On Behalf of | Jan 27, 2023 | DUI |

The bad behavior of other people can potentially increase the likelihood of your actions leading to an arrest. Police officers trying to enforce Georgia’s driving under the influence (DUI) laws have heard all sorts of excuses from people who think that they can talk their way out of an arrest or criminal charges.

Those desperate to avoid criminal prosecution may fabricate stories in the hopes of tricking a police officer. Someone might pull over to the side of the road after spotting a police officer nearby, park the vehicle, take the keys out of the ignition and then pretend to be asleep when a police officer approaches their vehicle. They might claim that they had slept there that whole time because they knew they weren’t sober enough to drive.

Unfortunately, the bad actions of a few can result in consequences for many other people. Officers will be suspicious of those who make certain choices, even if they didn’t technically break the law. You might risk arrest if you sleep while intoxicated in your own vehicle.

Can you sleep it off in your own vehicle?

Many lawyers will readily tell people that they should not sleep in a motor vehicle while under the influence of alcohol, as an officer who finds you there may assume you broke the law. You don’t necessarily need to have the vehicle turned on or be on a road for an officer to allege that you were in a position to drive while drunk.

If they can establish that you were in control of the vehicle, they could potentially convince the prosecutor to bring charges against you. Even if you are in the backseat, your presence inside the vehicle while in an intoxicated state, especially while the keys are also in the vehicle, will appear suspect.

Of course, in a situation where an officer does not have evidence of someone actually driving a vehicle, there may be many means of mounting a viable defense in criminal court. The exact details of what occurred prior to someone’s arrest, including the circumstances that led to someone having too much to drink, can directly influence which defense strategy would be the best option in their scenario.
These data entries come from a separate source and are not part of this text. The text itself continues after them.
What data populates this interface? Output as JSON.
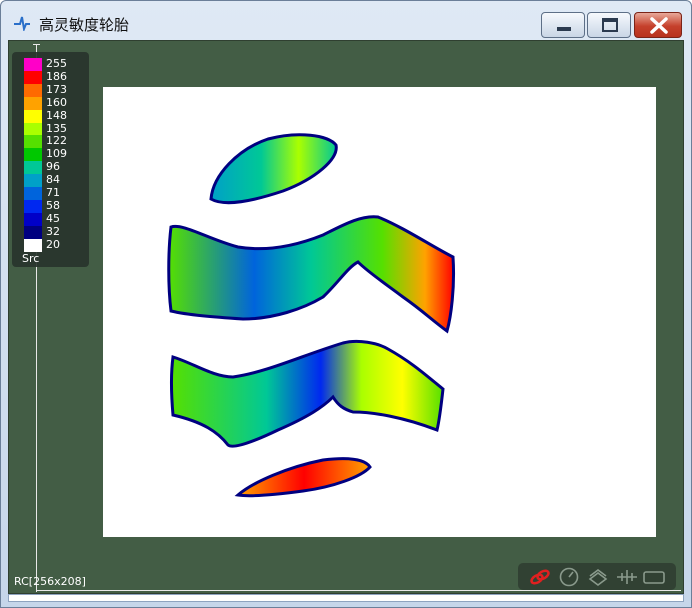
{
  "window": {
    "title": "高灵敏度轮胎"
  },
  "legend": {
    "entries": [
      {
        "label": "255",
        "color": "#ff00c8"
      },
      {
        "label": "186",
        "color": "#ff0000"
      },
      {
        "label": "173",
        "color": "#ff6a00"
      },
      {
        "label": "160",
        "color": "#ffa200"
      },
      {
        "label": "148",
        "color": "#ffff00"
      },
      {
        "label": "135",
        "color": "#aaff00"
      },
      {
        "label": "122",
        "color": "#55e000"
      },
      {
        "label": "109",
        "color": "#00c800"
      },
      {
        "label": "96",
        "color": "#00c896"
      },
      {
        "label": "84",
        "color": "#00a0c8"
      },
      {
        "label": "71",
        "color": "#0064dc"
      },
      {
        "label": "58",
        "color": "#0028f0"
      },
      {
        "label": "45",
        "color": "#0000c8"
      },
      {
        "label": "32",
        "color": "#000080"
      },
      {
        "label": "20",
        "color": "#ffffff"
      }
    ],
    "source_label": "Src"
  },
  "status": {
    "text": "RC[256x208]"
  },
  "toolbar": {
    "icons": [
      "link-icon",
      "compass-icon",
      "layers-icon",
      "signal-icon",
      "rectangle-icon"
    ]
  }
}
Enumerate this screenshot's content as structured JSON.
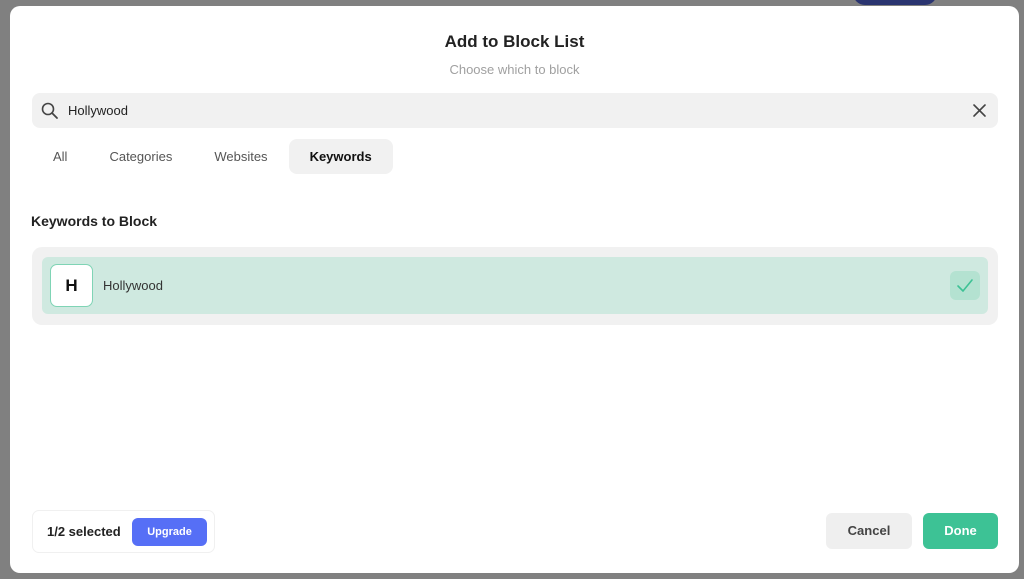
{
  "modal": {
    "title": "Add to Block List",
    "subtitle": "Choose which to block"
  },
  "search": {
    "value": "Hollywood",
    "icon": "search-icon",
    "clear_icon": "close-icon"
  },
  "tabs": [
    {
      "label": "All",
      "active": false
    },
    {
      "label": "Categories",
      "active": false
    },
    {
      "label": "Websites",
      "active": false
    },
    {
      "label": "Keywords",
      "active": true
    }
  ],
  "section": {
    "title": "Keywords to Block"
  },
  "items": [
    {
      "initial": "H",
      "label": "Hollywood",
      "selected": true
    }
  ],
  "footer": {
    "selected_count": "1/2 selected",
    "upgrade_label": "Upgrade",
    "cancel_label": "Cancel",
    "done_label": "Done"
  },
  "colors": {
    "accent_green": "#3dc295",
    "selected_bg": "#cfe9e0",
    "upgrade_blue": "#566ff6"
  }
}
Challenging the basis of the charges against you, specifically that you drove or intended to drive, could help you avoid a criminal conviction.